▶ Task prompt:
Lines in the listing under this task are to be copied exactly.

▶ Supplied entries:
━━━━━━━━━━━━━━━━━━━━━━━━━━━━━━

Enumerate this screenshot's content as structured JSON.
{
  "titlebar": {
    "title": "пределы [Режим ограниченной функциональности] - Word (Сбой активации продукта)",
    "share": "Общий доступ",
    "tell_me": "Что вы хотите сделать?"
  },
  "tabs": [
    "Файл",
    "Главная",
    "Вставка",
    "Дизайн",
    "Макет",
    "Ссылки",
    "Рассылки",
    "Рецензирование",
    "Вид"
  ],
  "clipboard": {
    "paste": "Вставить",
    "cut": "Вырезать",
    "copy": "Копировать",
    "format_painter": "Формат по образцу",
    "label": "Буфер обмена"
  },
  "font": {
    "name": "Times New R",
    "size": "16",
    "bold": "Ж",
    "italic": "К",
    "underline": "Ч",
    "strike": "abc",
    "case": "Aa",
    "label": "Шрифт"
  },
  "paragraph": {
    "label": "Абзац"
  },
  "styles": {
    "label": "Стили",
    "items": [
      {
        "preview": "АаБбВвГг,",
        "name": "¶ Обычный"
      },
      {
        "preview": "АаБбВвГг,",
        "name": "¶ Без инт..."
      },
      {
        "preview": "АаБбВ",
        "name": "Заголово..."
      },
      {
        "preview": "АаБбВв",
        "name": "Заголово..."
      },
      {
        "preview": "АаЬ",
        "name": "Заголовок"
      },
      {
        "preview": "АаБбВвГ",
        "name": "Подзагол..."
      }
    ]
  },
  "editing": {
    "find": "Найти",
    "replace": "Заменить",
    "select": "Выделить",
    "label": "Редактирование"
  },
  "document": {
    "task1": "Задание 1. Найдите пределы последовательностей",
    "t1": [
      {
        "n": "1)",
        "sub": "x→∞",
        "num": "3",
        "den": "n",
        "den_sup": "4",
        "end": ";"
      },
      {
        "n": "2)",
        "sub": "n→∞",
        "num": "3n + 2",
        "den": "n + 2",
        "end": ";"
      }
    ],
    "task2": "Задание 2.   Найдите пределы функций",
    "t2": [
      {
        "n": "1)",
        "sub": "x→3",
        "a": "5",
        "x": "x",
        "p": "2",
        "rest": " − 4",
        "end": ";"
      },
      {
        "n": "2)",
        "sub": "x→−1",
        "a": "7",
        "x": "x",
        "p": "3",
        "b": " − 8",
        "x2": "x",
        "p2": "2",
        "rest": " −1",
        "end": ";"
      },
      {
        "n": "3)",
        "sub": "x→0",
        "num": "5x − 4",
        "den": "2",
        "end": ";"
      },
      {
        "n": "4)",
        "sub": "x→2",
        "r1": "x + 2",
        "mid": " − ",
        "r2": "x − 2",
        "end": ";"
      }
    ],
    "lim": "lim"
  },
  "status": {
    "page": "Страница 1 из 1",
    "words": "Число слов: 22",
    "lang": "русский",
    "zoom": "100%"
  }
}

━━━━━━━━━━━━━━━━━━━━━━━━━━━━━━

▶ Output for this exercise:
Enumerate this screenshot's content as structured JSON.
{
  "titlebar": {
    "title": "пределы [Режим ограниченной функциональности] - Word (Сбой активации продукта)",
    "share": "Общий доступ",
    "tell_me": "Что вы хотите сделать?"
  },
  "tabs": [
    "Файл",
    "Главная",
    "Вставка",
    "Дизайн",
    "Макет",
    "Ссылки",
    "Рассылки",
    "Рецензирование",
    "Вид"
  ],
  "clipboard": {
    "paste": "Вставить",
    "cut": "Вырезать",
    "copy": "Копировать",
    "format_painter": "Формат по образцу",
    "label": "Буфер обмена"
  },
  "font": {
    "name": "Times New R",
    "size": "16",
    "bold": "Ж",
    "italic": "К",
    "underline": "Ч",
    "strike": "abc",
    "case": "Aa",
    "label": "Шрифт"
  },
  "paragraph": {
    "label": "Абзац"
  },
  "styles": {
    "label": "Стили",
    "items": [
      {
        "preview": "АаБбВвГг,",
        "name": "¶ Обычный"
      },
      {
        "preview": "АаБбВвГг,",
        "name": "¶ Без инт..."
      },
      {
        "preview": "АаБбВ",
        "name": "Заголово..."
      },
      {
        "preview": "АаБбВв",
        "name": "Заголово..."
      },
      {
        "preview": "АаЬ",
        "name": "Заголовок"
      },
      {
        "preview": "АаБбВвГ",
        "name": "Подзагол..."
      }
    ]
  },
  "editing": {
    "find": "Найти",
    "replace": "Заменить",
    "select": "Выделить",
    "label": "Редактирование"
  },
  "document": {
    "task1": "Задание 1. Найдите пределы последовательностей",
    "t1": [
      {
        "n": "1)",
        "sub": "x→∞",
        "num": "3",
        "den": "n",
        "den_sup": "4",
        "end": ";"
      },
      {
        "n": "2)",
        "sub": "n→∞",
        "num": "3n + 2",
        "den": "n + 2",
        "end": ";"
      }
    ],
    "task2": "Задание 2.   Найдите пределы функций",
    "t2": [
      {
        "n": "1)",
        "sub": "x→3",
        "a": "5",
        "x": "x",
        "p": "2",
        "rest": " − 4",
        "end": ";"
      },
      {
        "n": "2)",
        "sub": "x→−1",
        "a": "7",
        "x": "x",
        "p": "3",
        "b": " − 8",
        "x2": "x",
        "p2": "2",
        "rest": " −1",
        "end": ";"
      },
      {
        "n": "3)",
        "sub": "x→0",
        "num": "5x − 4",
        "den": "2",
        "end": ";"
      },
      {
        "n": "4)",
        "sub": "x→2",
        "r1": "x + 2",
        "mid": " − ",
        "r2": "x − 2",
        "end": ";"
      }
    ],
    "lim": "lim"
  },
  "status": {
    "page": "Страница 1 из 1",
    "words": "Число слов: 22",
    "lang": "русский",
    "zoom": "100%"
  }
}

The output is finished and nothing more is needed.